From a theoretical point of view, there are two views on the impact of dividend taxation on the economy. The first is associated with neoclassical economic theory and inspires liberal political currents. It believes that lower taxes reduce the cost of financing for companies, as they have to compensate their shareholders less for these taxes. This has the effect of increasing corporate investment and, as a result, productivity, profits and, in the long run, dividends. An alternative view postulates that companies finance new investments by drawing on their reserves. A tax cut should therefore not affect corporate investment and productivity.
The Swiss case
The Swiss tax reform of 2011 provides an ideal framework for studying the impact of a dividend tax cut and testing these two competing theories. Let's take a step back in time. On February 24, 2008, the Swiss people accepted a corporate tax reform by a narrow majority. This package of measures was mainly aimed at reducing the tax burden on Swiss SMEs to facilitate their development and employment. In this context, the reform introduced the capital contribution principle, which allows the owner of a company to withdraw the capital provided to the company without being taxed.
When the reform came into force on January 1, 2011, an unforeseen element, which had never been discussed before the popular vote, appeared in the circular issued by the Federal Tax Administration. This circular explicitly allowed dividends to be paid from reserves from capital contributions. This new type of dividend was therefore completely tax-free. Thus, companies that had been able to obtain recognition of the constitution of such reserves since 1997 (mainly acquired through capital increases) were able to pay tax-free dividends to their shareholders. Since 2011, more than 140 Swiss listed companies have made use of this system. Our estimates indicate that an average of 10 billion Swiss francs in dividends net of tax has been paid out each year since 2011 (see Figure 1) and that these companies had, on average, reserves to pay seven years of untaxed dividends.
Figure 1: Evolution of total dividend payments (in CHF billion)
The introduction of the 2011 reform makes it possible to assess the impact of dividend taxation on corporate behaviour accurately. Indeed, we can consider that the possibility of paying a tax-free dividend was determined in a quasi-random way since it was impossible to anticipate the introduction of such a law and to build up reserves in anticipation of it. It is, therefore, possible to compare the behaviour of firms with reserves from capital contributions (RCC) with those that do not have any and that constitute a control group (without RCC). Since the business environment is the same for firms with and without RCC, any change in behaviour can be causally attributed to the tax cut.

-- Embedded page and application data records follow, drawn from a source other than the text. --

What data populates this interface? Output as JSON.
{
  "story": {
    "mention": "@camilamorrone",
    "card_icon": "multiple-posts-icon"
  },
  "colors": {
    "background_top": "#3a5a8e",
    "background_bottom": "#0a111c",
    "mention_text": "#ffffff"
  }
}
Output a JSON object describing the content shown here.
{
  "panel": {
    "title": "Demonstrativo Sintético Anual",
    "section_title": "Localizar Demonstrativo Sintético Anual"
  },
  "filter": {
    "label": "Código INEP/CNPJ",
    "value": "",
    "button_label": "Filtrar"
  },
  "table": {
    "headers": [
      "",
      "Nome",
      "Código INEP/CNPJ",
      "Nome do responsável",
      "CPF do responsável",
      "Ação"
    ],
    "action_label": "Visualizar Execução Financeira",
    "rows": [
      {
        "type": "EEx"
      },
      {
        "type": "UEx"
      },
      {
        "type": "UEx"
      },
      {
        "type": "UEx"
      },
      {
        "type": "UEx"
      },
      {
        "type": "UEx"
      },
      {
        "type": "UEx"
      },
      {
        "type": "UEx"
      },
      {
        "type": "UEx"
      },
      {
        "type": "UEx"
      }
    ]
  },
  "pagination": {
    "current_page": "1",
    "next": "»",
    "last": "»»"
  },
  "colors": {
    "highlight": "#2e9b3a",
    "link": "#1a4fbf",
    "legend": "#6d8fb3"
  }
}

No effect on the real economy
In a recently published study1, we analysed the behaviour of Swiss companies around the 2011 reform. In doing so, we were able to answer various open questions about the effect of dividend taxation. Our study shows that companies massively increase their dividends following the abolition of taxation (see Figure 2). Indeed, the average dividend yield and the average pay-out ratio have increased by about 30%, and the proportion of firms paying dividends has increased by 10%. The variations observed indicate that companies tend to retain too large a fraction of their resources within the company instead of redistributing them to their shareholders in the presence of taxes.
Our study shows that companies massively increased their dividends following the abolition of taxation.
Figure 2: Evolution of dividend payments
Following the announcement of tax-free dividend payments, companies' share prices affected by the reform increased by an average of 2.4%. This indicates that the removal of the tax has generated an increase in the valuation of companies. As for the real effects, we find that investments remain stable after the reform for both categories of firms (see Figure 3). This suggests that firms are relatively insensitive to the dividend tax rate and use their reserves to finance new investments.
Similarly, the number of employees and the wage levels have not been affected by the reform. Overall, our results clearly indicate that a reduction in dividend taxation has no real effect on the economy. Consequently, our study challenges the neoclassic view that any increase in dividend taxation weakens economic growth by reducing investment. Instead, our results show that a decrease in dividend taxation has a significant effect on the amount of dividends paid and the valuation of firms.
Investment, number of employees and wages: none of them has been affected by the reform.
Figure 3: Evolution of investment